National Coordinator of the Safe Schools Programme Sergeant Coleridge Minto is making a strong appeal to schools to inspect vendors who operate on their premises, revealing that they have, to some extent, contributed to violent incidents.
The sergeant, who was speaking against the background of the alarming increase in school violence last academic year, said the Safe Schools Branch would be putting measures in place to address the issue.
"Ongoing investigations and information reaching us thus far is that they (vendors) are the ones, in some cases, hiding and providing weapons for students," he told The Gleaner.
"Some of them are selling things under cover for the students and, overall, what we found with our vendors have been of concern for us."
He pointed out, however, that other factors contributed to school violence.
"Blame is not squarely with vendors.
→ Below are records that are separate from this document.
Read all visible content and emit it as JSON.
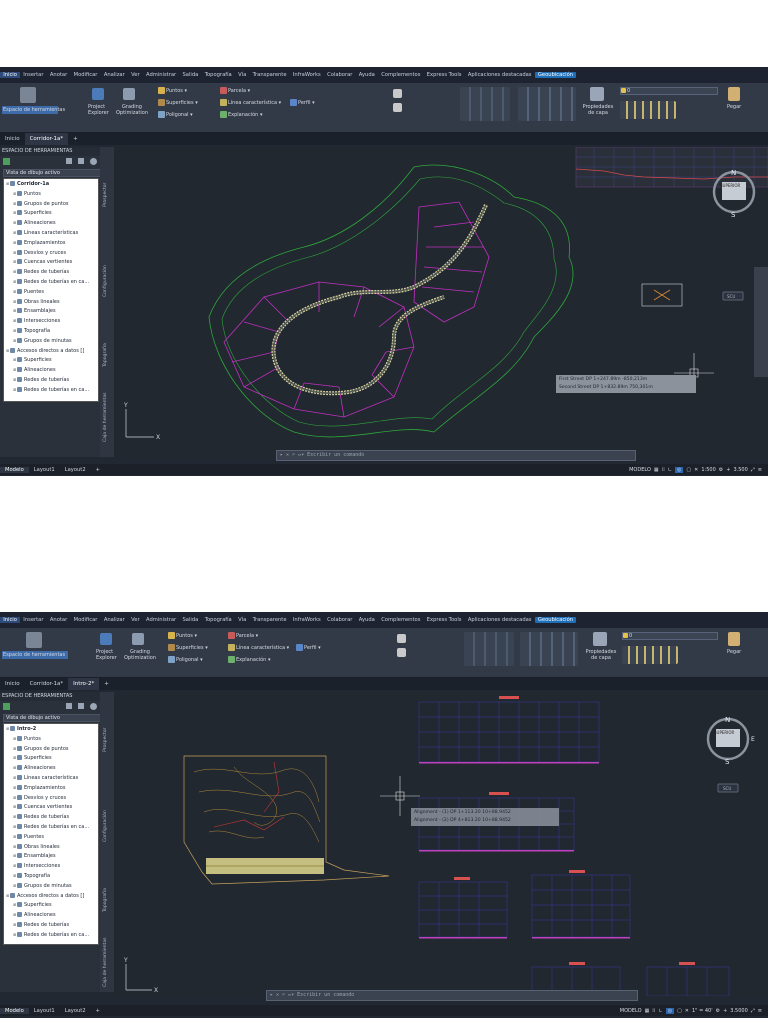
{
  "menu": [
    "Inicio",
    "Insertar",
    "Anotar",
    "Modificar",
    "Analizar",
    "Ver",
    "Administrar",
    "Salida",
    "Topografía",
    "Vía",
    "Transparente",
    "InfraWorks",
    "Colaborar",
    "Ayuda",
    "Complementos",
    "Express Tools",
    "Aplicaciones destacadas",
    "Geoubicación"
  ],
  "ribbon": {
    "espacio": "Espacio de herramientas",
    "project_explorer": "Project Explorer",
    "grading": "Grading Optimization",
    "puntos": "Puntos",
    "superficies": "Superficies",
    "poligonal": "Poligonal",
    "parcela": "Parcela",
    "linea": "Línea característica",
    "explanacion": "Explanación",
    "perfil": "Perfil",
    "propiedades_capa": "Propiedades de capa",
    "pegar": "Pegar",
    "layer_value": "0",
    "panels": [
      "Paletas",
      "Explorar",
      "Optimizar",
      "Crear datos de terreno",
      "Crear diseño",
      "Visualizaciones del perfil y vistas en sección",
      "Dibujo",
      "Modificar",
      "Capas",
      "Portapapeles"
    ]
  },
  "shot1": {
    "tabs": [
      "Inicio",
      "Corridor-1a*"
    ],
    "palette_title": "ESPACIO DE HERRAMIENTAS",
    "view_select": "Vista de dibujo activo",
    "tree": [
      {
        "label": "Corridor-1a",
        "level": 0,
        "bold": true
      },
      {
        "label": "Puntos",
        "level": 1
      },
      {
        "label": "Grupos de puntos",
        "level": 1
      },
      {
        "label": "Superficies",
        "level": 1
      },
      {
        "label": "Alineaciones",
        "level": 1
      },
      {
        "label": "Líneas características",
        "level": 1
      },
      {
        "label": "Emplazamientos",
        "level": 1
      },
      {
        "label": "Desvíos y cruces",
        "level": 1
      },
      {
        "label": "Cuencas vertientes",
        "level": 1
      },
      {
        "label": "Redes de tuberías",
        "level": 1
      },
      {
        "label": "Redes de tuberías en ca...",
        "level": 1
      },
      {
        "label": "Puentes",
        "level": 1
      },
      {
        "label": "Obras lineales",
        "level": 1
      },
      {
        "label": "Ensamblajes",
        "level": 1
      },
      {
        "label": "Intersecciones",
        "level": 1
      },
      {
        "label": "Topografía",
        "level": 1
      },
      {
        "label": "Grupos de minutas",
        "level": 1
      },
      {
        "label": "Accesos directos a datos []",
        "level": 0
      },
      {
        "label": "Superficies",
        "level": 1
      },
      {
        "label": "Alineaciones",
        "level": 1
      },
      {
        "label": "Redes de tuberías",
        "level": 1
      },
      {
        "label": "Redes de tuberías en ca...",
        "level": 1
      }
    ],
    "side_tabs": [
      "Prospector",
      "Configuración",
      "Topografía",
      "Caja de herramientas"
    ],
    "tooltip": [
      "First Street   DP   1+247.89m   -850,213m",
      "Second Street  DP   1+832.89m   750,301m"
    ],
    "cmd_placeholder": "Escribir un comando",
    "layouts": [
      "Modelo",
      "Layout1",
      "Layout2",
      "+"
    ],
    "status": {
      "mode": "MODELO",
      "scale": "1:500",
      "value": "3.500"
    },
    "compass": {
      "n": "N",
      "s": "S",
      "e": "E",
      "face": "SUPERIOR",
      "wcs": "SCU"
    }
  },
  "shot2": {
    "tabs": [
      "Inicio",
      "Corridor-1a*",
      "Intro-2*"
    ],
    "palette_title": "ESPACIO DE HERRAMIENTAS",
    "view_select": "Vista de dibujo activo",
    "tree": [
      {
        "label": "Intro-2",
        "level": 0,
        "bold": true
      },
      {
        "label": "Puntos",
        "level": 1
      },
      {
        "label": "Grupos de puntos",
        "level": 1
      },
      {
        "label": "Superficies",
        "level": 1
      },
      {
        "label": "Alineaciones",
        "level": 1
      },
      {
        "label": "Líneas características",
        "level": 1
      },
      {
        "label": "Emplazamientos",
        "level": 1
      },
      {
        "label": "Desvíos y cruces",
        "level": 1
      },
      {
        "label": "Cuencas vertientes",
        "level": 1
      },
      {
        "label": "Redes de tuberías",
        "level": 1
      },
      {
        "label": "Redes de tuberías en ca...",
        "level": 1
      },
      {
        "label": "Puentes",
        "level": 1
      },
      {
        "label": "Obras lineales",
        "level": 1
      },
      {
        "label": "Ensamblajes",
        "level": 1
      },
      {
        "label": "Intersecciones",
        "level": 1
      },
      {
        "label": "Topografía",
        "level": 1
      },
      {
        "label": "Grupos de minutas",
        "level": 1
      },
      {
        "label": "Accesos directos a datos []",
        "level": 0
      },
      {
        "label": "Superficies",
        "level": 1
      },
      {
        "label": "Alineaciones",
        "level": 1
      },
      {
        "label": "Redes de tuberías",
        "level": 1
      },
      {
        "label": "Redes de tuberías en ca...",
        "level": 1
      }
    ],
    "side_tabs": [
      "Prospector",
      "Configuración",
      "Topografía",
      "Caja de herramientas"
    ],
    "tooltip": [
      "Alignment - (1)   DP   1+113.20   10+88.9452",
      "Alignment - (2)   DP   4+813.20   10+88.9452"
    ],
    "cmd_placeholder": "Escribir un comando",
    "layouts": [
      "Modelo",
      "Layout1",
      "Layout2",
      "+"
    ],
    "status": {
      "mode": "MODELO",
      "scale": "1\" = 40'",
      "value": "3.5000"
    },
    "compass": {
      "n": "N",
      "s": "S",
      "e": "E",
      "face": "SUPERIOR",
      "wcs": "SCU"
    }
  },
  "colors": {
    "accent": "#1f6fb8",
    "magenta": "#c030c0",
    "green": "#2fa83a",
    "road": "#d9d2a0",
    "grid": "#3a3aa0"
  }
}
It's about trying to see how we can regulate them," he declared.
Clayton Hall, principal of the Spanish Town High School and former president of the Jamaica Teachers' Association (JTA), has attested to the fact that some vendors have posed a threat to the safety of students.
"The issue is definitely a problem. It is one of those situations where vendors have been known to hoard weapons on behalf of students because students know they will be searched, and as soon as a fracas develops, weapons are brought into play," he told The Gleaner.
"We have, however, sought to mitigate the problem with the assistance of the constabulary and the Safe Schools Programme to see how best we can facilitate our vendors, but if ever we get back to a stage where they (vendors) are condoning violent practices, we will be using all available resources to stop it," Hall said.